A substance is a candidate for a vapour cloud explosion if its flash point is < 23°C and its boiling point is < 35°C . A substance is considered combustible if its flash point is < 23°C or its boiling point is < 35°C . In accordance with the precautionary principle, the category with the lowest threshold will be used. For further explanation, please refer to the Implementation Guidelines for Part 8 of the Canadian Environmental Protection Act, 1999 – Environmental Emergency Plans. (http://www.ec.gc.ca/ee-ue/)

Return to Top of Page
Top of Page

Conclusion

For nickel sulphate and nickel sulphate, hexahydrate # 42, the E2 hazard threshold was triggered by:

1) Aquatic toxicity at 0.22 tonnes;

2) Carcinogenicity at 0.22 tonnes.

Therefore, nickel sulphate and nickel sulphate, hexahydrate # 42 are recommended for addition to Schedule 1 of the Environmental Emergency Regulations under Part 3 with a threshold quantity of 0.22 tonnes.

References

ATSDR (Agency for Toxic Substance of Disease Registry). Toxicological Profile for Nickel CAS # 7440-02-0. Centre for Disease Control. PB/98/101199/AS. 2003. World Wide Web accessed October 2004.
http://www.atsdr.cdc.gov/toxprofiles/tp.asp?id=245&tid=44

Bingham, E., B. Cohrssen, and C. Powell (editors). Patty's Toxicology. 5th Edition. Wiley-Interscience Publication. John Wiley & Sons Inc. New York, NY. 2001. Volume 3. p. 252.

Blaylock B.G. and M.L. Frank. “A Comparison of the Toxicity of Nickel to the Developing Eggs and Larvae of Carp (Cyprinus carpio).” 1979. Bull. Environm. Contam. Toxicol. 21(4/5): 604-611.

CHEMInfo. Chemical Profiles for Nickel sulphate.Canadian Centre for Occupational Health and Safety. 1989. World Wide Web accessed October 2004.
http://ccinfoweb.ccohs.ca/chempendium/search.html

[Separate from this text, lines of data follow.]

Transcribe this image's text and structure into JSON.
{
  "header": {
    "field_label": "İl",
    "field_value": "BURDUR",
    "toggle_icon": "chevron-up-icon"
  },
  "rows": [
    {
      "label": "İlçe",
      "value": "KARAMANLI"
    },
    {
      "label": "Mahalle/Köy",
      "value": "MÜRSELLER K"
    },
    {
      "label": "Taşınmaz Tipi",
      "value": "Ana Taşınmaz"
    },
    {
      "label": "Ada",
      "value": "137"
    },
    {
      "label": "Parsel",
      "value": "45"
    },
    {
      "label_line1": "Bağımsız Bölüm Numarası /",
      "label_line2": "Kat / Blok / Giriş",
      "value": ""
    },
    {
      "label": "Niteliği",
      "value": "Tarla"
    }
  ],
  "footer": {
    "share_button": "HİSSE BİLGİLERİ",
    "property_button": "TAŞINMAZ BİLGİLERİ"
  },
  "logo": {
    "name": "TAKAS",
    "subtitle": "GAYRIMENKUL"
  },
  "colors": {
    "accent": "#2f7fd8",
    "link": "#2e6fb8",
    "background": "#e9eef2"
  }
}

Genium. “Material Safety Data Sheet – Nickel Sulfate Liquid.” Release 58. CD-ROM. Genium Publishing Corp. Schenectady, NY. 2004.

HSDB (Hazardous Substances Data Bank). Nickel Sulphate. Canadian Centre for Occupational Health and Safety. U.S. National Library of Medicine. 2004. World Wide Web accessed October 2004.
http://toxnet.nlm.nih.gov/cgi-bin/sis/htmlgen?HSDB

Mackay, D., E. Webster, D. Woodfine, T.M. Cahill, P. Doyle, Y. Couillard, and D. Gutzman. “Contributed Articles Towards Consistent Evaluation of the Persistence of Organic, Inorganic and Metallic Substances.” 2003. ASP. Canadian Environmental Modelling Centre and Environment Canada. Human and Ecological Risk Assessment. 9: 1445-1474. ISSN: 1080-7039.

Pohanish, R.P. Sittig's Handbook of Toxic and Hazardous Chemicals and Carcinogens. 4th Edition. Noyes Publications. Norwich, NY. 2002. Volume 2. pp. 1680-1682.

Cat. No.: En14-55/21-2011E-PDF

ISBN: 978-1-100-19710-4

For information regarding reproduction rights, please contact Public Works and Government Services Canada at 613-996-6886 or at droitdauteur.copyright@tpsgc-pwgsc.gc.ca

© Her Majesty the Queen in Right of Canada, represented by the Minister of the Environment, 2011

Aussi disponible en français